We first heard an update on the state budget process, which is currently in conference committee where the House and Senate compromise their versions of their proposed state budget recommendations. We will soon send out an action alert, calling upon our supporters to contact their state representatives and senators asking them to support certain aspects of the proposed budgets.

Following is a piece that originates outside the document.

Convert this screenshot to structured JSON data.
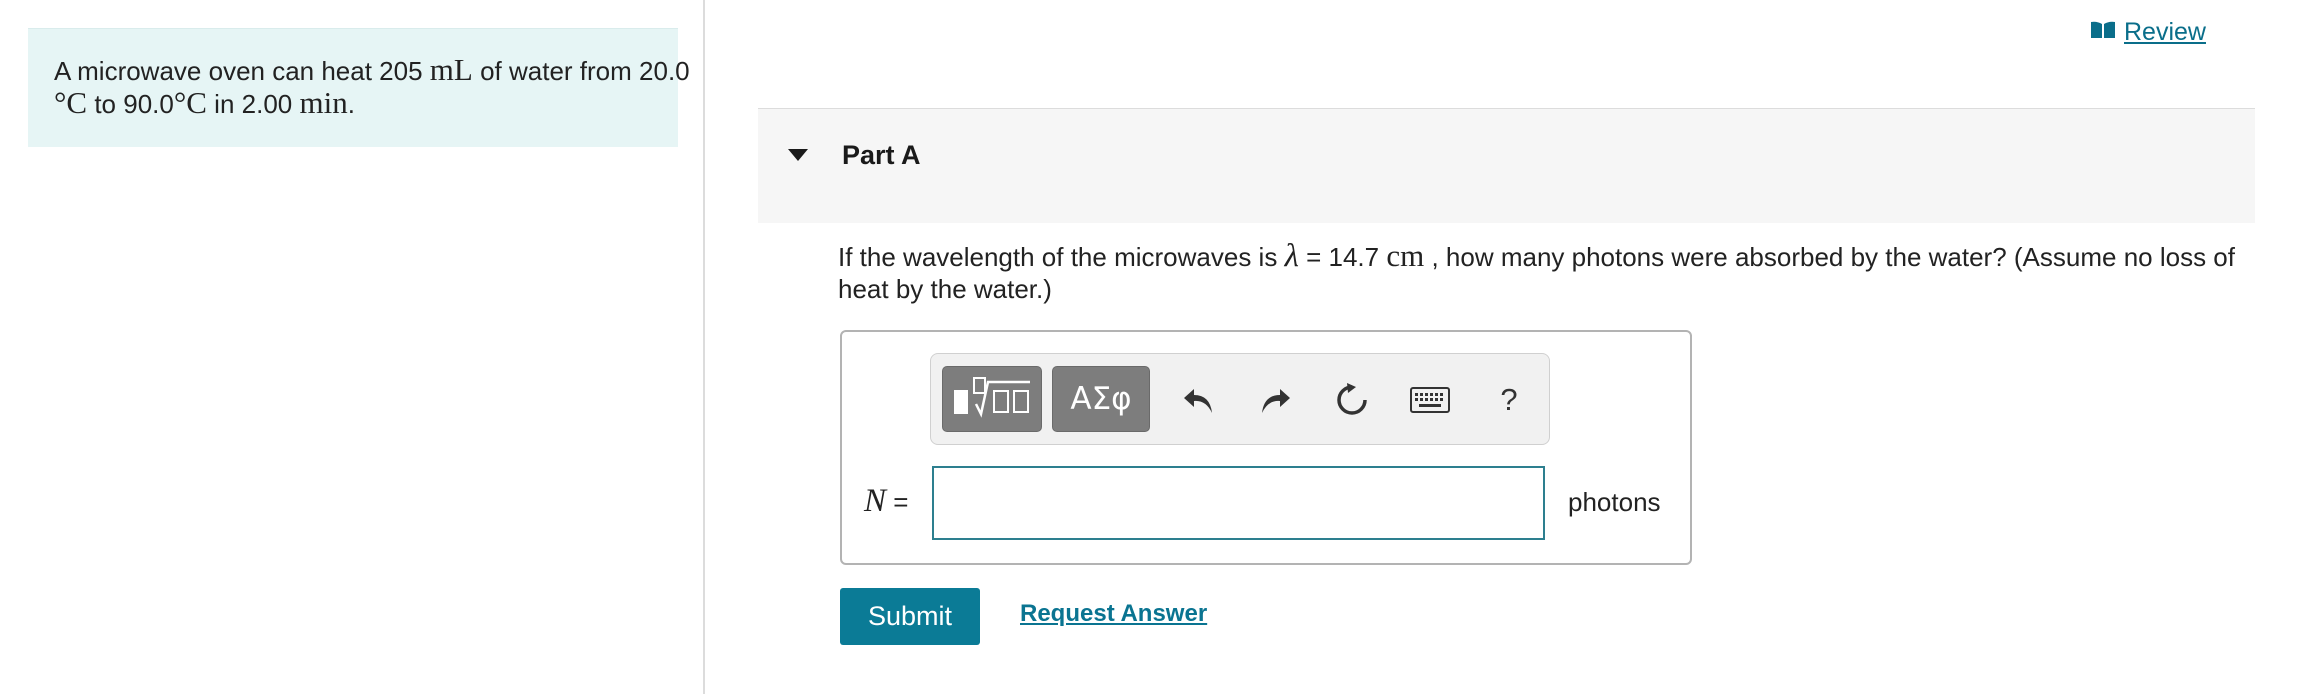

Please click here to view a copy of the HFF recommendations to the FY2015 budget conference committee and here for our letter.

Next, Richard Stewart provided us with information about Children’s Health Watch, a non partisan research center that monitors the impact of public policies and economic conditions on the health of young children, ages 0-4. CHW then shares its findings with legislators, partner organizations and the public in order to inform public policies and practices that seek to provide children with a healthy and successful future.

Below are some highlights from it. CHW:

  • Was started in 1998 by Dr. Deborah Frank over concerns of the impact of welfare reform on the health of children in 1996.
  • Looks at issues surrounding housing stability, food security and energy access and advocate for policies that address and alleviate economic hardships.
  • Conducts interviews with families who visit the emergency room at BMC (also have sites in Baltimore, Philadelphia, Little Rock and Minneapolis) asking about housing, food and utility access.
  • Chose this young population because they are otherwise an invisible group and are susceptible to impact on brain development.
  • Is working to identify more research points on housing insecurity (more than 2 people sleeping in one bedroom, doubled up situations, or more than 2 moves in one year).
  • Has developed a survey, assessing hunger vital signs to determine whether or not a family is food insecure.
  • Distinguishes between household food insecurity and child food insecurity (when a child goes without a meal – generally, parents will go without eating or eating less before the child is impacted by not having a meal).
  • Has published several reports on their findings:

o   Children’s Health Watch Policy Action Brief

o   Rx for Hunger: Affordable Housing

o   Healthy Families in Hard Times: Solutions for Multiple Family Hardships

o   Behind Closed Doors: The Hidden Health Impacts of Being Behind on Rent

Please click here for a copy of the power point presentation.

Finally, we were joined by Ashley Schiffmiller of the Child Witness to Violence Program that is run out of BMC. This program is offers therapeutic services to children under 8 years old who witness or are exposed to violence (about 60 % of cases referred are for domestic violence). Here are some highlights from Ashley’s presentation:

  • Their services are free and intakes are done every Wednesday at BMC, they do not do home visits
  • Anyone can make a referral for a child, but the family must be made aware that the referral is being made.
  • If a child does not meet their program criteria, they are able to make referrals to outside resources.
  • They are working on developing a new model to address the needs of children between the ages of 7-18 whose exposure to violence has to have occurred or been disclosed within the past 45 days – provides intensive, short-term services (4-8 sessions).
  • Clinicians also have time set aside to do advocacy/case management on behalf of the families they serve.
  • The goal is to ultimately stabilize the family and help the child involved feel safe by strengthening the relationship between the child and his/her caregiver.
  • They take confidentiality very seriously and keep records outside of BMC’s system
  • They provide trauma informed training to outside organizations and state agencies.

For more information on Child Witness to Violence please visit their website.

Again, thank you for coming to our community meeting, and for taking the time to read our blog post on it if you missed it.  For more information on community meetings, please contact us 617.227.4188 or email

-Diane and Becca